Description of Historic Place
The Radar Training Building is a prominent two storey modern structure made of concrete blocks, concrete, and steel. It features a simple, rectangular massing with a flat roof, large expanses of glass and horizontal spandrel panels. The Radar Training Building is a purpose-built training facility located south of the Trades Training Building on the south side of Lang Cove and across from the main complex at the Naden site in Canadian Forces Base (CFB) Esquimalt, British Columbia. The formal designation is confined to the footprint of the building.
The Radar Training Building at the Canadian Forces Fleet School is a Recognized Federal Heritage Building because of its historical associations, and its architectural and environmental values.
The Radar Training Building is a very good illustration of the expansion and the modernization of the Canadian Navy in the 1950s, in response to the development of the Cold War and the establishment of North Atlantic Treaty Organization (NATO). The Radar Training Building is representative of the 1950s approach to accommodating and training military personnel in the post-war period. The Radar Training Building is a very good illustration of the third phase of expansion and development of the Naden site as a training center for specialized trades of the Canadian Navy in the 1950s.
The Radar Training Building is a good example of late Modern architecture in its expression of the rational plan and the aesthetic derived from the function of the building and the use of modern materials and minimal detailing. The exterior of the building comprises simple rectilinear forms following the gentle slope of the site and punctuated by large expanses of glass. The Radar Training Building is a very good example of a purpose-built technical training facility and consists of simple, efficient, and versatile interior spaces, which include classrooms, offices and lecture theatres. The building is well constructed of easy to maintain and durable materials and presents good quality of craftsmanship. The building is also a very good example of the work of the well-known west coast firm McCarter & Nairne and Partners Architects and Engineers and illustrates well their approach to the science of economical design.

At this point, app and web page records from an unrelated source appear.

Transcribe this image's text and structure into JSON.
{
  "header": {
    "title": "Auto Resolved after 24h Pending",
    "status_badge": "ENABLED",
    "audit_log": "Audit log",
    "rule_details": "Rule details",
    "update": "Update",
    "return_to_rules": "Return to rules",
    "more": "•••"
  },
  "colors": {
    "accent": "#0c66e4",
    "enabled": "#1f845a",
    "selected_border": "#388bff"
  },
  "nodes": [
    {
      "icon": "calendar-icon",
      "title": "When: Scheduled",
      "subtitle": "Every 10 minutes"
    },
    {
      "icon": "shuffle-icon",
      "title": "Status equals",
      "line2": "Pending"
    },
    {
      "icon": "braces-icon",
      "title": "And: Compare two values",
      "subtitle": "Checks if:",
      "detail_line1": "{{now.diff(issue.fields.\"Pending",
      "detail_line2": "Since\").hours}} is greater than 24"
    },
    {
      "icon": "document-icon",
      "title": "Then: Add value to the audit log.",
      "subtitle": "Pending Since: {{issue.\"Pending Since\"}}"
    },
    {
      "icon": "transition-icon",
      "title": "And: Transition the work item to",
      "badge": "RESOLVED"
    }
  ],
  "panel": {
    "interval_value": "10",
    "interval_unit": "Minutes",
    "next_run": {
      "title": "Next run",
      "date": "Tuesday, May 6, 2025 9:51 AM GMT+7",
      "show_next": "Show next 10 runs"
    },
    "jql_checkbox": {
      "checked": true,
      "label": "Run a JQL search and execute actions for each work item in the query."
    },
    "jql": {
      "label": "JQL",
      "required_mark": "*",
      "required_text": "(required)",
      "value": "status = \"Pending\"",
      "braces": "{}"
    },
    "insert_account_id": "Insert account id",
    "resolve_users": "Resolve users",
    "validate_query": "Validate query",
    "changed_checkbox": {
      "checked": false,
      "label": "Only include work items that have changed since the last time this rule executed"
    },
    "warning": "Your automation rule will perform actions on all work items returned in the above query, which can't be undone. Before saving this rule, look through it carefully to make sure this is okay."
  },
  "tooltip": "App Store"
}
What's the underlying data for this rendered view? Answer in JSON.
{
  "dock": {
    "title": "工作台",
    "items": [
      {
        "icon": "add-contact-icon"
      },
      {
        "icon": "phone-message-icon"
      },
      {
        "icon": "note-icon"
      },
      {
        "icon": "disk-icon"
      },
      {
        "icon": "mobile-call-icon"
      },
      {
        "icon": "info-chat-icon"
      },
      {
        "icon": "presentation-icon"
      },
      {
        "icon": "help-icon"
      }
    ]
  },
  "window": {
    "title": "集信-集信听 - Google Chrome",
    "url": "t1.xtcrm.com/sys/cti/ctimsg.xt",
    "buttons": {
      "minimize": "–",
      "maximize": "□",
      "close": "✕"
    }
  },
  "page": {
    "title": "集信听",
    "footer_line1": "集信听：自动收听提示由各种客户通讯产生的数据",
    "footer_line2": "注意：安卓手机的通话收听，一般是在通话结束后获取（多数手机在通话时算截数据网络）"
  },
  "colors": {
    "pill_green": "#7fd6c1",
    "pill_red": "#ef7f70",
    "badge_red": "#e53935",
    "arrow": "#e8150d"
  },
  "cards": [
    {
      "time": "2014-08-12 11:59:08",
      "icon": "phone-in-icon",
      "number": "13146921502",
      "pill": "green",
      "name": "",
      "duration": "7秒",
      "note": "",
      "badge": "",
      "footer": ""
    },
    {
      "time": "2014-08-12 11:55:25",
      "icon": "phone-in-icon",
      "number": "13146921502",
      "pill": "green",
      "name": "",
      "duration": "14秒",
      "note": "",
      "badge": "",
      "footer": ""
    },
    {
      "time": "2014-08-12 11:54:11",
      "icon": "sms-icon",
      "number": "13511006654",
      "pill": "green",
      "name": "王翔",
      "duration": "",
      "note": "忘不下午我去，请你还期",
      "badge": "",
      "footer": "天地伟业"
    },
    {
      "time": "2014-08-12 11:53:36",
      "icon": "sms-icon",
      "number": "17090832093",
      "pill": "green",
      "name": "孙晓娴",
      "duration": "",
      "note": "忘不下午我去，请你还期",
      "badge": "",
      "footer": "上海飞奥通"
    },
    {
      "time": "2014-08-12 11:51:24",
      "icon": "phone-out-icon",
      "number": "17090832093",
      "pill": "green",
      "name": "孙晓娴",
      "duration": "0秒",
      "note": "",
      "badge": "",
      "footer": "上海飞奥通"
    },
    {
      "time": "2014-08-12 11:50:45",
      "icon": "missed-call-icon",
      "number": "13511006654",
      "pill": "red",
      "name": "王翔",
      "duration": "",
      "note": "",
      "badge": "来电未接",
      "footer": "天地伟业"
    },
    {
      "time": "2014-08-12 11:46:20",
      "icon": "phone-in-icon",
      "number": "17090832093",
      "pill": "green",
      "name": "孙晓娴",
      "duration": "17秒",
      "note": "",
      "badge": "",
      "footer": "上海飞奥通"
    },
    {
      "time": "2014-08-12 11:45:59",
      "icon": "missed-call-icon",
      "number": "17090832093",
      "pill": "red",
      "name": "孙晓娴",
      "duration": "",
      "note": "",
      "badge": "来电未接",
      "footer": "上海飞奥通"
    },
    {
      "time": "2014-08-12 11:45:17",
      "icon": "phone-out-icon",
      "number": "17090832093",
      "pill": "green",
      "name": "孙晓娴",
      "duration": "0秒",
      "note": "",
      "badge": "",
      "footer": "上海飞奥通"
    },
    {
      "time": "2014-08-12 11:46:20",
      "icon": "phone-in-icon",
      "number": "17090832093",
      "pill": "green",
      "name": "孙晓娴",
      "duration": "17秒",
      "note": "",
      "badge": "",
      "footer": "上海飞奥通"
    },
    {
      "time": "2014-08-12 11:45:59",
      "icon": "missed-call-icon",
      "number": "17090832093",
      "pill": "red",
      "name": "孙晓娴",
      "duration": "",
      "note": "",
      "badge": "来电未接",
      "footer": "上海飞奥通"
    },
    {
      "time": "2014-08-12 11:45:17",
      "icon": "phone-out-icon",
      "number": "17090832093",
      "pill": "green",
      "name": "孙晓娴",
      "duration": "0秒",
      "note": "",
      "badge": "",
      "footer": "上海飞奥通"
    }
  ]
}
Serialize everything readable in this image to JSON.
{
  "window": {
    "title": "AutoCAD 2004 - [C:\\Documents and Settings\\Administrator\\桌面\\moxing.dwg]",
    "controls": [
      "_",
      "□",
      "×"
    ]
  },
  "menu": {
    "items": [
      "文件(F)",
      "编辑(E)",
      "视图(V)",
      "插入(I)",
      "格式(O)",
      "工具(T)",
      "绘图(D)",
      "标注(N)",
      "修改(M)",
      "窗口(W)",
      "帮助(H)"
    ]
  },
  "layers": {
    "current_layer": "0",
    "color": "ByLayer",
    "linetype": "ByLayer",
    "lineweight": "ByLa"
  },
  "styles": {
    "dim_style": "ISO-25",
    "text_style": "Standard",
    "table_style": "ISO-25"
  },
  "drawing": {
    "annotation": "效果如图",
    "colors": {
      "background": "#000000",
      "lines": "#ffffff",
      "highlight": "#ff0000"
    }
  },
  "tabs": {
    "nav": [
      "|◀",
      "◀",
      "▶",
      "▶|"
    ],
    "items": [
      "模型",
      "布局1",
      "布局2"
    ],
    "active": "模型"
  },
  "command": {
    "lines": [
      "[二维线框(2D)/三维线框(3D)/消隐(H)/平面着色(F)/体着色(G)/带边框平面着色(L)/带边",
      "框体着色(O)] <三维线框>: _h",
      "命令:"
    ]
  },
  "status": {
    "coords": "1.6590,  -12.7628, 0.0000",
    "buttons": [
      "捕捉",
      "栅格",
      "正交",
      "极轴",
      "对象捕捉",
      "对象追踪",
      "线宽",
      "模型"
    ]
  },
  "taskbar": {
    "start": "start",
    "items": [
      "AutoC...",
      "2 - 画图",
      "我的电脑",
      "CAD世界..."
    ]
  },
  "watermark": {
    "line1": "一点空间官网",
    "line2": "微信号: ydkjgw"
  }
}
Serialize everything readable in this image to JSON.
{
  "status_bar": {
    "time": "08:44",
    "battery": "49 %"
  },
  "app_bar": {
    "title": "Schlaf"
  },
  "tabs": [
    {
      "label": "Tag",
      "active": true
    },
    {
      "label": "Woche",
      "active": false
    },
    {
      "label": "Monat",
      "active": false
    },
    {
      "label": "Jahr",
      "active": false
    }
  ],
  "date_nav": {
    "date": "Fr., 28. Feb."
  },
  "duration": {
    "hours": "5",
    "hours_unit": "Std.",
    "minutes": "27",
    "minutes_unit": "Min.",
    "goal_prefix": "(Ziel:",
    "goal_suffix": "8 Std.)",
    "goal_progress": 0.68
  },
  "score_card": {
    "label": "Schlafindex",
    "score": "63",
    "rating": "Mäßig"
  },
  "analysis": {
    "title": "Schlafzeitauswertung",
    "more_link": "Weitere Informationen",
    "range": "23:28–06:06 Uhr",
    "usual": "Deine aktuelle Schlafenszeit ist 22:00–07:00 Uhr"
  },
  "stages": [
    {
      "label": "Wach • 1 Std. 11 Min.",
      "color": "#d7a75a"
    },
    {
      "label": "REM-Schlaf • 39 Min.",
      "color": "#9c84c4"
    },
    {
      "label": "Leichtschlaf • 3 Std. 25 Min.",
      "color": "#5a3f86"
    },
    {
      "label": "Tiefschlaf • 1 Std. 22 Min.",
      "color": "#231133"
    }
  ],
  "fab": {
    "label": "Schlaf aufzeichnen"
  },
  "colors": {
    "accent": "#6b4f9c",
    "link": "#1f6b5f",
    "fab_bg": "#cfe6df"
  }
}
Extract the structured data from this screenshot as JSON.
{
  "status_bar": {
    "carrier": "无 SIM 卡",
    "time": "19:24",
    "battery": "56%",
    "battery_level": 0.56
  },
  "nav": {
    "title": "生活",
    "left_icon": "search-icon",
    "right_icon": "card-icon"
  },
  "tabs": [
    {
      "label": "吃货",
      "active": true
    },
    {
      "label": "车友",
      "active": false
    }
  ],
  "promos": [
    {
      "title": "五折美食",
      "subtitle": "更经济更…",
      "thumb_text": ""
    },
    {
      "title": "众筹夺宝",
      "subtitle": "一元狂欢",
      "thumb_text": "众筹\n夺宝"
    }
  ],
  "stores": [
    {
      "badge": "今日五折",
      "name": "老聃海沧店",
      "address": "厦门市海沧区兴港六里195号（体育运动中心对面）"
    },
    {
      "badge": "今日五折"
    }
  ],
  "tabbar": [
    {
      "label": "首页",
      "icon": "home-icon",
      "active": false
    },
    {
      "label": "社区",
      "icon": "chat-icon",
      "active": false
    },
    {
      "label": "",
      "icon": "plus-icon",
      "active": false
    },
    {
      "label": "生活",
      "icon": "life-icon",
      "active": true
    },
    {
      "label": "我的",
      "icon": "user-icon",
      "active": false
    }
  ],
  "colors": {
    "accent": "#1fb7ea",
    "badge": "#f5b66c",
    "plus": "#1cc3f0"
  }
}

As one of the larger and more prominent building in CFB Esquimalt-Naden, the Radar Training Building reinforces the institutional character of its surrounding area. The Radar Training Building is located on a high point of land surrounded by lower height buildings on tree-lined streets to the east and the south, a wooded area to the west, and the Trades Training Building to the north. Minor changes to the site, which include the creation of Yukon Avenue in 1988 and the narrowing of Apprentice Way, have changed the historical relationship between the building and its surrounding landscape but its character has been retained. The Radar Training Building is conspicuous and familiar to the CFB Esquimalt community, both as a training facility and as part of the long history of training at the Naden site.
Sources: Fern Mackenzie, Buildings 92 & 92A (Canadian Forces Fleet School Trades Training and Radar Training, Formerly Naval Technical School), CFB Esquimalt, British Columbia, Federal Heritage Buildings Review Office, Report 05-101; Radar Training Building, Esquimalt, British Columbia, Heritage Character Statement 05-101.
The character-defining elements of the Radar Training Building should be respected.
Its illustration of the expansion and the modernization of the Canadian Navy in the 1950s as reflected in:
- the purpose-built design of the technical training facility that is representative of the new approach of accommodating and training military personnel in the post-war period.
Its good Modern design, very good functional design and good quality materials and craftsmanship as manifested in:
- its simple, ordered, geometric massing responding to the gently sloping site;
- its exterior façades, with minimal detailing, including a grid pattern of windows, clearly expressing the interior arrangements and functions of spaces;
- its highly efficient interior layout consisting of double-loaded corridors, classrooms, lecture theatres, and administrative areas;
- the natural lighting of the interiors resulting from extensive use of glass in the administrative and classroom areas and north facing clerestory windows for the workshop areas;
- the use of durable, easy to maintain materials including glass, brick, concrete block, reinforced concrete and steel;
- the use of sound traditional and well-executed construction techniques including concrete block masonry, and steel and reinforced concrete construction;
- the formal, institutional character of the administrative and classroom interiors, as expressed by the clean and efficient appearance, minimal detailing, and the use of hard finishes such as ceramic tiles, terrazzo, and steel;
- the floor to ceiling wood and glass partitioning system in the offices, which was widely used in government offices in the 1950s.
The manner in which the building reinforces the institutional character of CFB Esquimalt as evidenced in:
- its large size and prominent location on a high point of land on the Naden site of CFB Esquimalt;
- its siting amongst similar buildings that dominate their settings.